At first glance, Cowboy appears to be a Charcoal Cooker plus an on-site charcoal factory, but there are two important differences.
- The coals are not completely carbonized – they are still flaming as they are being transferred from the retort to the pit, so there are still aromatic volatiles present in them. The retort burning creates a fuel that is somewhere between wood and charcoal.
- Power and heat are controlled by shoveling (metering) fuel to the pit, which is a constant process that requires skill and experience. When cooking whole hog, for example, the pit boss will map his coal pattern to the carcass’ mass, ensuring that all the meat gets done at the same time. The pit may have doors and dampers to contain heat, but plenty of air is admitted for combustion.
Cowboy cooking is a labor- and fuel-intensive way to barbecue. It lends itself to fixed installations. It produces some of the best barbecue in America.
Temperature uniformity – being 100% manually-controlled, the uniformity is as even or uneven as the pit boss wants it to be. The distance from the coal bed to the meat ensures radiation heat transfer is low.
Grease management – grease drips to the coal bed below where it burns as flame (evidence of excess combustion air). The drip distance ensures no hot flame reaches the meat.
Airtightness – this is functionally unimportant in a Cowboy-style pit.
Other – the smoke from the retort can get pretty nasty at times, and most fixed installations have a tall stack fitted to get it above people-level.

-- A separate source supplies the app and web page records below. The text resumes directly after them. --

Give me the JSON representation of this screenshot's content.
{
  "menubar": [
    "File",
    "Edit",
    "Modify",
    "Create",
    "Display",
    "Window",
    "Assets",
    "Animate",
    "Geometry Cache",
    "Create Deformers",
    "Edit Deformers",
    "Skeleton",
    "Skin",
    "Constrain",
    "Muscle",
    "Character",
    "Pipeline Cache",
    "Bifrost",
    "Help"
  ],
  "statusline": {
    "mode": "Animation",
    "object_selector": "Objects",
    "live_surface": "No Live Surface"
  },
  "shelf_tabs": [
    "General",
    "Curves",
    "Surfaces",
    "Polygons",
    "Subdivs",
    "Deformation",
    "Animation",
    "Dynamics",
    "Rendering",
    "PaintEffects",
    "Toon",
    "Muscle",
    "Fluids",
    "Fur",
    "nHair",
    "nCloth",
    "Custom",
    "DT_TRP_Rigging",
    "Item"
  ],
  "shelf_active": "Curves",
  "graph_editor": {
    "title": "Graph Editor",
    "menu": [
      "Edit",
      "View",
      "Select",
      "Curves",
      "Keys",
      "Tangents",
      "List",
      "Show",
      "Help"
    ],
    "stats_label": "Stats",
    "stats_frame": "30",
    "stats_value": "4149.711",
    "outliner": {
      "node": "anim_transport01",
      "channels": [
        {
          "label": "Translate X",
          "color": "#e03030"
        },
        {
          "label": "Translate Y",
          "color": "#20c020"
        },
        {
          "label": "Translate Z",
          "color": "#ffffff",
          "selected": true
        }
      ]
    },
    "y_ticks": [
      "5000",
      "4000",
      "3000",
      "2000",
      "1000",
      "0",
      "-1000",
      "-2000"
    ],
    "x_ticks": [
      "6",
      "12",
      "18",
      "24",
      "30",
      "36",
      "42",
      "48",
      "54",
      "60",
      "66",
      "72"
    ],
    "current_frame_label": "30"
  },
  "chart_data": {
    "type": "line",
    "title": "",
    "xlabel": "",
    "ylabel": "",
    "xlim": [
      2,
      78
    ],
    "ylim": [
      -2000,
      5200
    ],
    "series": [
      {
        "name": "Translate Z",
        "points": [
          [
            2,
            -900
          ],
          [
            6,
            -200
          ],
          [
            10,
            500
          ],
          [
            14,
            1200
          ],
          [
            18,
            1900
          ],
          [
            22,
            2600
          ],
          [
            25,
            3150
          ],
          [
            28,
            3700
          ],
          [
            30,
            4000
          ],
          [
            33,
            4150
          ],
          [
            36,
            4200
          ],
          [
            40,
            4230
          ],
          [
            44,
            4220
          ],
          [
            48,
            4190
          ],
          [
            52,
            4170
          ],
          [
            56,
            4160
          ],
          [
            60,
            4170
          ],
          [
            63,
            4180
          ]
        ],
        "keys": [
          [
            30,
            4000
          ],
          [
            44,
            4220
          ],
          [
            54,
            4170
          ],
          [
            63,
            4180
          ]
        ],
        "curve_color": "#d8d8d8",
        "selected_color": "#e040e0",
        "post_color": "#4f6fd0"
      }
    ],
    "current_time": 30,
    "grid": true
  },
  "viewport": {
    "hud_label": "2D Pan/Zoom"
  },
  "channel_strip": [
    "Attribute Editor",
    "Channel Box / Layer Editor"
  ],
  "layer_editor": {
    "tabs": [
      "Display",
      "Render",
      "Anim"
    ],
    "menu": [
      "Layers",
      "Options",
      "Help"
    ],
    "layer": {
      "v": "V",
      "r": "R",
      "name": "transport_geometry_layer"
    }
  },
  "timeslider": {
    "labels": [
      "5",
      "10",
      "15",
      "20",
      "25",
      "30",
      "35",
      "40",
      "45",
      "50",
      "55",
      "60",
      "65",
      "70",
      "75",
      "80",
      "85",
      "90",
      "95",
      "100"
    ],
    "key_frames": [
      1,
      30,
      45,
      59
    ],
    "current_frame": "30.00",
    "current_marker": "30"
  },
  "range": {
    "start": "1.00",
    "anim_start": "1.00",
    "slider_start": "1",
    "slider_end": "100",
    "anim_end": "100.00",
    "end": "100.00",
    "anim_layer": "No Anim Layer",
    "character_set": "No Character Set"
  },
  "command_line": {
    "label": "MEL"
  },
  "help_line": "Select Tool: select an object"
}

The 2-stage process means the pit boss has to think further ahead to have the right coal supply ready for the pits.